Who doesn’t love the taste of butter-flavored popcorn? But how many of us are aware of “popcorn lung disease” or “popcorn workers lung,” caused by exposure to a butter-flavoring chemical called diacetyl, and possibly mixed with other flavorings? The National Institute for Occupational Safety and Health (NIOSH), has, and continues to investigate the occurrence of severe lung disease in employees in microwave popcorn packaging plants and flavorings manufacturing facilities for several years. Their reports show that many employees at microwave popcorn plants suffer from fixed airways obstruction, some consistent with bronchiolitis obliterans, and other respiratory illnesses. The type of lung damage that many employees have suffered is irreversible, and some have died from it. Numerous lawsuits have been settled by those who have been affected. NIOSH also reported that employees at microwave popcorn plants and a flavorings manufacturing facility experienced eye, nasal, and/or upper respiratory irritation and/or burns.

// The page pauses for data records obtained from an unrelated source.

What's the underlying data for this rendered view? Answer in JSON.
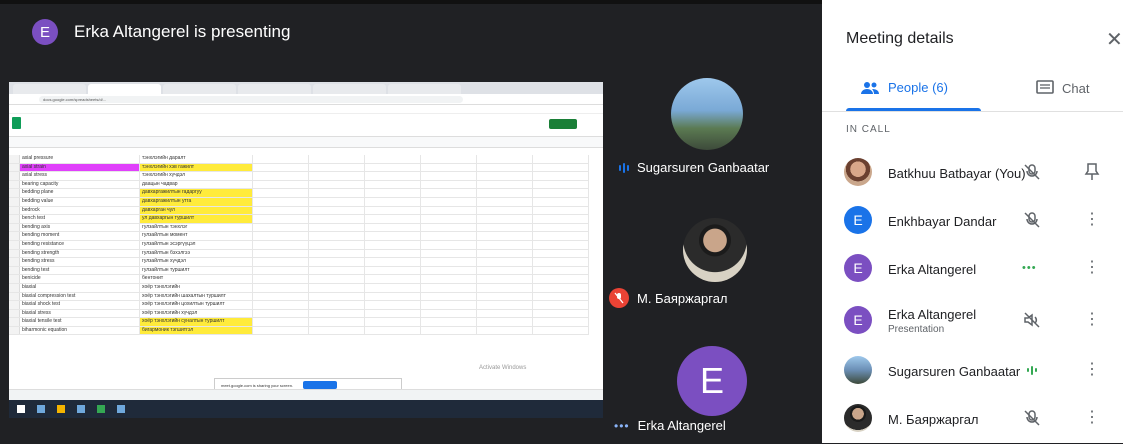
{
  "presenter": {
    "avatar_letter": "E",
    "text": "Erka Altangerel is presenting"
  },
  "tiles": [
    {
      "name": "Sugarsuren Ganbaatar"
    },
    {
      "name": "М. Баяржаргал"
    },
    {
      "name": "Erka Altangerel",
      "avatar_letter": "E"
    }
  ],
  "panel": {
    "title": "Meeting details",
    "tabs": {
      "people": "People (6)",
      "chat": "Chat"
    },
    "section": "IN CALL",
    "participants": [
      {
        "name": "Batkhuu Batbayar (You)",
        "sub": "",
        "avatar": "photo"
      },
      {
        "name": "Enkhbayar Dandar",
        "sub": "",
        "avatar_letter": "E",
        "color": "#1a73e8"
      },
      {
        "name": "Erka Altangerel",
        "sub": "",
        "avatar_letter": "E",
        "color": "#7b4fc1"
      },
      {
        "name": "Erka Altangerel",
        "sub": "Presentation",
        "avatar_letter": "E",
        "color": "#7b4fc1"
      },
      {
        "name": "Sugarsuren Ganbaatar",
        "sub": "",
        "avatar": "photo"
      },
      {
        "name": "М. Баяржаргал",
        "sub": "",
        "avatar": "photo"
      }
    ]
  },
  "shared_screen": {
    "url": "docs.google.com/spreadsheets/d/...",
    "sharebar_text": "meet.google.com is sharing your screen.",
    "rows": [
      {
        "a": "axial pressure",
        "b": "тэнхлэгийн даралт",
        "ya": false,
        "yb": false
      },
      {
        "a": "axial strain",
        "b": "тэнхлэгийн хэв гажилт",
        "ya": true,
        "yb": true
      },
      {
        "a": "axial stress",
        "b": "тэнхлэгийн хүчдэл",
        "ya": false,
        "yb": false
      },
      {
        "a": "bearing capacity",
        "b": "даацын чадвар",
        "ya": false,
        "yb": false
      },
      {
        "a": "bedding plane",
        "b": "давхаргажилтын гадаргуу",
        "ya": false,
        "yb": true
      },
      {
        "a": "bedding value",
        "b": "давхаргажилтын утга",
        "ya": false,
        "yb": true
      },
      {
        "a": "bedrock",
        "b": "давхарган чул",
        "ya": false,
        "yb": true
      },
      {
        "a": "bench test",
        "b": "ул давхаргын туршилт",
        "ya": false,
        "yb": true
      },
      {
        "a": "bending axis",
        "b": "гулзайлтын тэнхлэг",
        "ya": false,
        "yb": false
      },
      {
        "a": "bending moment",
        "b": "гулзайлтын момент",
        "ya": false,
        "yb": false
      },
      {
        "a": "bending resistance",
        "b": "гулзайлтын эсэргүүцэл",
        "ya": false,
        "yb": false
      },
      {
        "a": "bending strength",
        "b": "гулзайлтын бэхэлгээ",
        "ya": false,
        "yb": false
      },
      {
        "a": "bending stress",
        "b": "гулзайлтын хүчдэл",
        "ya": false,
        "yb": false
      },
      {
        "a": "bending test",
        "b": "гулзайлтын туршилт",
        "ya": false,
        "yb": false
      },
      {
        "a": "benicide",
        "b": "бентонит",
        "ya": false,
        "yb": false
      },
      {
        "a": "biaxial",
        "b": "хоёр тэнхлэгийн",
        "ya": false,
        "yb": false
      },
      {
        "a": "biaxial compression test",
        "b": "хоёр тэнхлэгийн шахалтын туршилт",
        "ya": false,
        "yb": false
      },
      {
        "a": "biaxial shock test",
        "b": "хоёр тэнхлэгийн цохилтын туршилт",
        "ya": false,
        "yb": false
      },
      {
        "a": "biaxial stress",
        "b": "хоёр тэнхлэгийн хүчдэл",
        "ya": false,
        "yb": false
      },
      {
        "a": "biaxial tensile test",
        "b": "хоёр тэнхлэгийн суналтын туршилт",
        "ya": false,
        "yb": true
      },
      {
        "a": "biharmonic equation",
        "b": "бигармоник тэгшитгэл",
        "ya": false,
        "yb": true
      }
    ]
  },
  "colors": {
    "accent": "#1a73e8",
    "purple": "#7b4fc1",
    "mic_off": "#ea4335",
    "speaking": "#34a853"
  }
}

Around September, 2007, several well-known popcorn manufacturers announced that they would remove the flavoring chemical. In October, 2009, OSHA launched a National Emphasis Program to reduce and eliminate the hazards associated with chemical exposures from diacetyl, the prominent chemical ingredient in butter flavorings. Those workers who work around vats containing these mixtures, as well as the ones who package the microwave popcorn should have adequate protection from breathing these harmful vapors in their work environment. Other food products that may use this flavoring include candy, potato chips, and pound cakes.
NIOSH has issued the following recommendations for reducing employee exposure to potentially dangerous flavoring chemicals:
- Use engineering controls such as closed systems, isolation, ventilation booths, or local exhaust ventilation. Simple exhaust hoods can dramatically reduce exposure.
- Train employees on all potential hazards and ensure that they understand proper procedures and use of engineering controls. It is critical that engineering controls are effective in protecting workers.
- Good housekeeping and work practices that minimize exposure are carried out through administrative rules.
- Proper personal protective equipment must be used. Suitable respirators, such as NIOSH-certified respirators with organic vapor cartridges combined with particulate filters would provide minimum level of protection. Teflon, Tychem, or butyl rubber gloves and aprons to reduce skin contact with ketones (diacetyl). Eye protection is needed, as well.
- Workers exposed to flavoring chemicals should have their lung function checked by spirometry on a regular basis.
- Monitor occupational exposures and the state of workers’ health often.
- All workers should know the MSDS information regarding the chemicals they are exposed to.
NIOSH states: “Even if substances are safe to eat – ‘generally recognized as safe’ as determined by the Food and Drug Administration, they may still be harmful to breathe in the forms and amounts to which food and chemical industry workers may be exposed. How much exposure that people have to diacetyl and other inhaled flavoring chemicals is the important issue in determining the risk for lung disease. It would be hard to compare the risk to consumers to that of the workers. Even though there is little to suggest significant risk to normal consumers, a sensible precautionary approach should be taken. Cooking or popping of products containing diacetyl and other butter flavoring chemicals should be done in an area with adequate exhaust ventilation, in order to remove vapors. Microwave popcorn bags should be allowed to cool before they are opened, which will also decrease exposure to vapors. Flavoring mixtures are often complex and contain both natural and manmade substances. There is much to be learned about the potential health effects of the individual component materials and how they interact when combined.”
I checked the box of butter-flavored popcorn in my pantry and it doesn’t list diacetyl; however, it does state “artificial flavors” in the ingredients. That’s food for thought, isn’t it?